▶ DIRECTIONS:
Each entry that follows is to be copied exactly, minus any pictures.

▶ Items from an interface collection:
_ _ _ _ _

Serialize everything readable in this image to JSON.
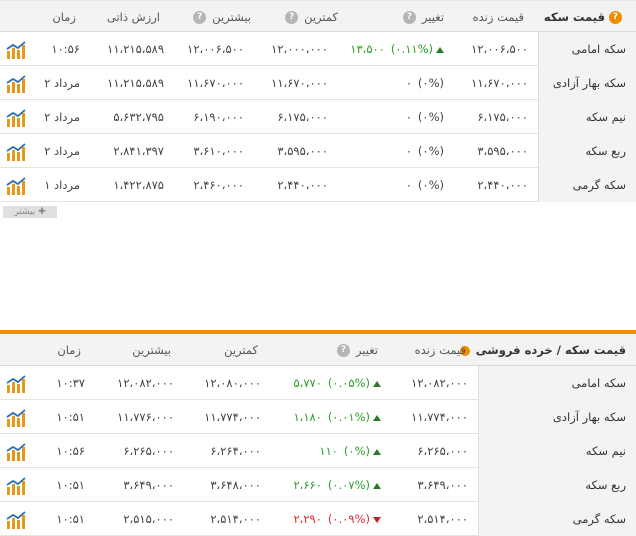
{
  "panel1": {
    "headers": {
      "name": "قیمت سکه",
      "price": "قیمت زنده",
      "change": "تغییر",
      "low": "کمترین",
      "high": "بیشترین",
      "intrinsic": "ارزش ذاتی",
      "time": "زمان"
    },
    "rows": [
      {
        "name": "سکه امامی",
        "price": "۱۲،۰۰۶،۵۰۰",
        "change_value": "۱۳،۵۰۰",
        "change_pct": "(۰.۱۱%)",
        "direction": "up",
        "low": "۱۲،۰۰۰،۰۰۰",
        "high": "۱۲،۰۰۶،۵۰۰",
        "intrinsic": "۱۱،۲۱۵،۵۸۹",
        "time": "۱۰:۵۶"
      },
      {
        "name": "سکه بهار آزادی",
        "price": "۱۱،۶۷۰،۰۰۰",
        "change_value": "۰",
        "change_pct": "(۰%)",
        "direction": "none",
        "low": "۱۱،۶۷۰،۰۰۰",
        "high": "۱۱،۶۷۰،۰۰۰",
        "intrinsic": "۱۱،۲۱۵،۵۸۹",
        "time": "۲ مرداد"
      },
      {
        "name": "نیم سکه",
        "price": "۶،۱۷۵،۰۰۰",
        "change_value": "۰",
        "change_pct": "(۰%)",
        "direction": "none",
        "low": "۶،۱۷۵،۰۰۰",
        "high": "۶،۱۹۰،۰۰۰",
        "intrinsic": "۵،۶۳۲،۷۹۵",
        "time": "۲ مرداد"
      },
      {
        "name": "ربع سکه",
        "price": "۳،۵۹۵،۰۰۰",
        "change_value": "۰",
        "change_pct": "(۰%)",
        "direction": "none",
        "low": "۳،۵۹۵،۰۰۰",
        "high": "۳،۶۱۰،۰۰۰",
        "intrinsic": "۲،۸۴۱،۳۹۷",
        "time": "۲ مرداد"
      },
      {
        "name": "سکه گرمی",
        "price": "۲،۴۴۰،۰۰۰",
        "change_value": "۰",
        "change_pct": "(۰%)",
        "direction": "none",
        "low": "۲،۴۴۰،۰۰۰",
        "high": "۲،۴۶۰،۰۰۰",
        "intrinsic": "۱،۴۲۲،۸۷۵",
        "time": "۱ مرداد"
      }
    ],
    "more_label": "بیشتر"
  },
  "panel2": {
    "headers": {
      "name": "قیمت سکه / خرده فروشی",
      "price": "قیمت زنده",
      "change": "تغییر",
      "low": "کمترین",
      "high": "بیشترین",
      "time": "زمان"
    },
    "rows": [
      {
        "name": "سکه امامی",
        "price": "۱۲،۰۸۲،۰۰۰",
        "change_value": "۵،۷۷۰",
        "change_pct": "(۰.۰۵%)",
        "direction": "up",
        "low": "۱۲،۰۸۰،۰۰۰",
        "high": "۱۲،۰۸۲،۰۰۰",
        "time": "۱۰:۳۷"
      },
      {
        "name": "سکه بهار آزادی",
        "price": "۱۱،۷۷۴،۰۰۰",
        "change_value": "۱،۱۸۰",
        "change_pct": "(۰.۰۱%)",
        "direction": "up",
        "low": "۱۱،۷۷۴،۰۰۰",
        "high": "۱۱،۷۷۶،۰۰۰",
        "time": "۱۰:۵۱"
      },
      {
        "name": "نیم سکه",
        "price": "۶،۲۶۵،۰۰۰",
        "change_value": "۱۱۰",
        "change_pct": "(۰%)",
        "direction": "up",
        "low": "۶،۲۶۴،۰۰۰",
        "high": "۶،۲۶۵،۰۰۰",
        "time": "۱۰:۵۶"
      },
      {
        "name": "ربع سکه",
        "price": "۳،۶۴۹،۰۰۰",
        "change_value": "۲،۶۶۰",
        "change_pct": "(۰.۰۷%)",
        "direction": "up",
        "low": "۳،۶۴۸،۰۰۰",
        "high": "۳،۶۴۹،۰۰۰",
        "time": "۱۰:۵۱"
      },
      {
        "name": "سکه گرمی",
        "price": "۲،۵۱۴،۰۰۰",
        "change_value": "۲،۲۹۰",
        "change_pct": "(۰.۰۹%)",
        "direction": "down",
        "low": "۲،۵۱۴،۰۰۰",
        "high": "۲،۵۱۵،۰۰۰",
        "time": "۱۰:۵۱"
      }
    ]
  },
  "icons": {
    "help": "question-icon",
    "chart": "chart-icon"
  },
  "colors": {
    "accent": "#f08c00",
    "up": "#2aa02a",
    "down": "#d92c2c"
  }
}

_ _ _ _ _

▶ ANSWER FOR THIS EXERCISE:
Serialize everything readable in this image to JSON.
{
  "panel1": {
    "headers": {
      "name": "قیمت سکه",
      "price": "قیمت زنده",
      "change": "تغییر",
      "low": "کمترین",
      "high": "بیشترین",
      "intrinsic": "ارزش ذاتی",
      "time": "زمان"
    },
    "rows": [
      {
        "name": "سکه امامی",
        "price": "۱۲،۰۰۶،۵۰۰",
        "change_value": "۱۳،۵۰۰",
        "change_pct": "(۰.۱۱%)",
        "direction": "up",
        "low": "۱۲،۰۰۰،۰۰۰",
        "high": "۱۲،۰۰۶،۵۰۰",
        "intrinsic": "۱۱،۲۱۵،۵۸۹",
        "time": "۱۰:۵۶"
      },
      {
        "name": "سکه بهار آزادی",
        "price": "۱۱،۶۷۰،۰۰۰",
        "change_value": "۰",
        "change_pct": "(۰%)",
        "direction": "none",
        "low": "۱۱،۶۷۰،۰۰۰",
        "high": "۱۱،۶۷۰،۰۰۰",
        "intrinsic": "۱۱،۲۱۵،۵۸۹",
        "time": "۲ مرداد"
      },
      {
        "name": "نیم سکه",
        "price": "۶،۱۷۵،۰۰۰",
        "change_value": "۰",
        "change_pct": "(۰%)",
        "direction": "none",
        "low": "۶،۱۷۵،۰۰۰",
        "high": "۶،۱۹۰،۰۰۰",
        "intrinsic": "۵،۶۳۲،۷۹۵",
        "time": "۲ مرداد"
      },
      {
        "name": "ربع سکه",
        "price": "۳،۵۹۵،۰۰۰",
        "change_value": "۰",
        "change_pct": "(۰%)",
        "direction": "none",
        "low": "۳،۵۹۵،۰۰۰",
        "high": "۳،۶۱۰،۰۰۰",
        "intrinsic": "۲،۸۴۱،۳۹۷",
        "time": "۲ مرداد"
      },
      {
        "name": "سکه گرمی",
        "price": "۲،۴۴۰،۰۰۰",
        "change_value": "۰",
        "change_pct": "(۰%)",
        "direction": "none",
        "low": "۲،۴۴۰،۰۰۰",
        "high": "۲،۴۶۰،۰۰۰",
        "intrinsic": "۱،۴۲۲،۸۷۵",
        "time": "۱ مرداد"
      }
    ],
    "more_label": "بیشتر"
  },
  "panel2": {
    "headers": {
      "name": "قیمت سکه / خرده فروشی",
      "price": "قیمت زنده",
      "change": "تغییر",
      "low": "کمترین",
      "high": "بیشترین",
      "time": "زمان"
    },
    "rows": [
      {
        "name": "سکه امامی",
        "price": "۱۲،۰۸۲،۰۰۰",
        "change_value": "۵،۷۷۰",
        "change_pct": "(۰.۰۵%)",
        "direction": "up",
        "low": "۱۲،۰۸۰،۰۰۰",
        "high": "۱۲،۰۸۲،۰۰۰",
        "time": "۱۰:۳۷"
      },
      {
        "name": "سکه بهار آزادی",
        "price": "۱۱،۷۷۴،۰۰۰",
        "change_value": "۱،۱۸۰",
        "change_pct": "(۰.۰۱%)",
        "direction": "up",
        "low": "۱۱،۷۷۴،۰۰۰",
        "high": "۱۱،۷۷۶،۰۰۰",
        "time": "۱۰:۵۱"
      },
      {
        "name": "نیم سکه",
        "price": "۶،۲۶۵،۰۰۰",
        "change_value": "۱۱۰",
        "change_pct": "(۰%)",
        "direction": "up",
        "low": "۶،۲۶۴،۰۰۰",
        "high": "۶،۲۶۵،۰۰۰",
        "time": "۱۰:۵۶"
      },
      {
        "name": "ربع سکه",
        "price": "۳،۶۴۹،۰۰۰",
        "change_value": "۲،۶۶۰",
        "change_pct": "(۰.۰۷%)",
        "direction": "up",
        "low": "۳،۶۴۸،۰۰۰",
        "high": "۳،۶۴۹،۰۰۰",
        "time": "۱۰:۵۱"
      },
      {
        "name": "سکه گرمی",
        "price": "۲،۵۱۴،۰۰۰",
        "change_value": "۲،۲۹۰",
        "change_pct": "(۰.۰۹%)",
        "direction": "down",
        "low": "۲،۵۱۴،۰۰۰",
        "high": "۲،۵۱۵،۰۰۰",
        "time": "۱۰:۵۱"
      }
    ]
  },
  "icons": {
    "help": "question-icon",
    "chart": "chart-icon"
  },
  "colors": {
    "accent": "#f08c00",
    "up": "#2aa02a",
    "down": "#d92c2c"
  }
}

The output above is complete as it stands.